And when it comes... it's pure Kate. With a voice that shines through the rough, tangled texture of the music like sunlight reflected on steel, she slips effortlessly back into the place that's been reserved for her. "King of the Mountain" isn't a big comeback number; it's just as if the intervening 12 years never happened. The sense of yearning and striving that characterised 1992's The Red Shoes is as strong as ever:
Could you climb higher and higher?
Could you climb right over the top?
and the simple lyricism is set like a jewel in a rich mythical landscape, a fairytale land with dark shadows amidst its snows.

It would be extravagant to suggest that the figure of the "King of the Mountain", the slumbering hero waiting to reawaken and redeem the land, is a suitable symbol for Kate's return to recording; but the mood of the song is one of awakening. It's a restless, windswept swell of rising energy that can't help but stir something into life that lay buried there, that lay buried deep.
The wind is whistling
The wind is whistling through the house
It's a perfect song for the turning seasons; an autumnal song, with the cold wind catching at its coat-sleeves, bringing a promise of winter. It's too early to say exactly what that wind will carry on its currents; but we're watching from the windows, and we can hear the storm rising outside.

I'm wasting all your time

So I was in the kitchen, making myself a cup of coffee, I call it the idiot drink, and decided to have one of the doughnuts that Anne had provided for her birthday, not that a birthday's anything to celebrate, ho ho, 21 again, another year closer to another birthday. And the man who was standing there whose name I probably still won't know when I shake the dust of this place from my shoes several months down the line said "Ooh, they're not good for you, you know," and I laughed and said "Well, ho ho, it'll cheer me up, and that's good for me," and did that slight breathy laugh that you do for laughing at your own jokes not because they're funny but to tag them as jokes because they're not funny and otherwise you might not notice and then it's straight into the valley of funny looks and sidling past in corridors. Then I tried to get out through the door with a cup of coffee in one hand and the doughnut slowly oozing jam in the other, arsing the door open with a huff of the hips and then catching it on a foot or an elbow or an oh as if it matters, and somehow the doorhandle swung into my back, so that I made an involuntary "ngh" sound from somewhere down in my belly, and then I worried for the whole way back to my desk that it had sounded as though I'd made a hoggy little "mmm" sound at the prospect of a big cheap sticky doughnut all scratchy with sugar and full of pink plastic jam. And that was my morning.

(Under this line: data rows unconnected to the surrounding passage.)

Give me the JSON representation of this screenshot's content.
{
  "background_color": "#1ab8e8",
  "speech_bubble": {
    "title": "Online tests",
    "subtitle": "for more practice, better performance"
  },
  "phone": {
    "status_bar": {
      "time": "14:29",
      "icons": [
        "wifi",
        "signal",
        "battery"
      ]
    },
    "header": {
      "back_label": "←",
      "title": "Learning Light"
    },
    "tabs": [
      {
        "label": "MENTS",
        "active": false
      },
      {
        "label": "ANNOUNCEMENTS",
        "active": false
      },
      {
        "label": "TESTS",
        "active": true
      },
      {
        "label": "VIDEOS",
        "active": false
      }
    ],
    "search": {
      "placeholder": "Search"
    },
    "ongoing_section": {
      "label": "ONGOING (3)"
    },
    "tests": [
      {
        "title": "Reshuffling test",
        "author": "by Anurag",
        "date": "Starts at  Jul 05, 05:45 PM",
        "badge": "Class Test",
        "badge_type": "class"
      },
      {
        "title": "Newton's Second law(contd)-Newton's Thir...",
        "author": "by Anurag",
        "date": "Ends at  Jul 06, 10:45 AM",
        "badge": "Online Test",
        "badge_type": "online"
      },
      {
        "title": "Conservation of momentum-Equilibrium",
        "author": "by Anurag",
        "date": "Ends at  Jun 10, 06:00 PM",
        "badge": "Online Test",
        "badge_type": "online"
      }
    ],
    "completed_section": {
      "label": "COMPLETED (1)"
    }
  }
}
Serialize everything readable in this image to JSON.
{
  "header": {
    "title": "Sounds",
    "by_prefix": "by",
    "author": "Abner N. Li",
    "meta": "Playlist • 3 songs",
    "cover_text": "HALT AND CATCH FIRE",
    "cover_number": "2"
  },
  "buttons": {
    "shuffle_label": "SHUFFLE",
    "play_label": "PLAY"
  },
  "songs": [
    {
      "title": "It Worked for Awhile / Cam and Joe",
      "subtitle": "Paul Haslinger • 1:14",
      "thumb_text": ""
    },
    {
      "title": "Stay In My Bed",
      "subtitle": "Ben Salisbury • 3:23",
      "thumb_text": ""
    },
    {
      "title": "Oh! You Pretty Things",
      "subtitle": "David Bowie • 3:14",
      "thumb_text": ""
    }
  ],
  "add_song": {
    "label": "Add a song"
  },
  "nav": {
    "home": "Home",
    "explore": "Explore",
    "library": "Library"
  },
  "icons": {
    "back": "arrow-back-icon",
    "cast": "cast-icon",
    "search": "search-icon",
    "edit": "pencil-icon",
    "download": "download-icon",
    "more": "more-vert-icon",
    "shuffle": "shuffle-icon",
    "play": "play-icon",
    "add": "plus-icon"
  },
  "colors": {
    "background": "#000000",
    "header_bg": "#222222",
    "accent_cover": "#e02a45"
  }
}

(no subject)

I wonder if you can mix All-Bran with Bovril to create a tasty low-fat high-fibre snacky soup experience? There's no punchline here, I'm just bored.

(And when she got there, the cupboard was full of tea.)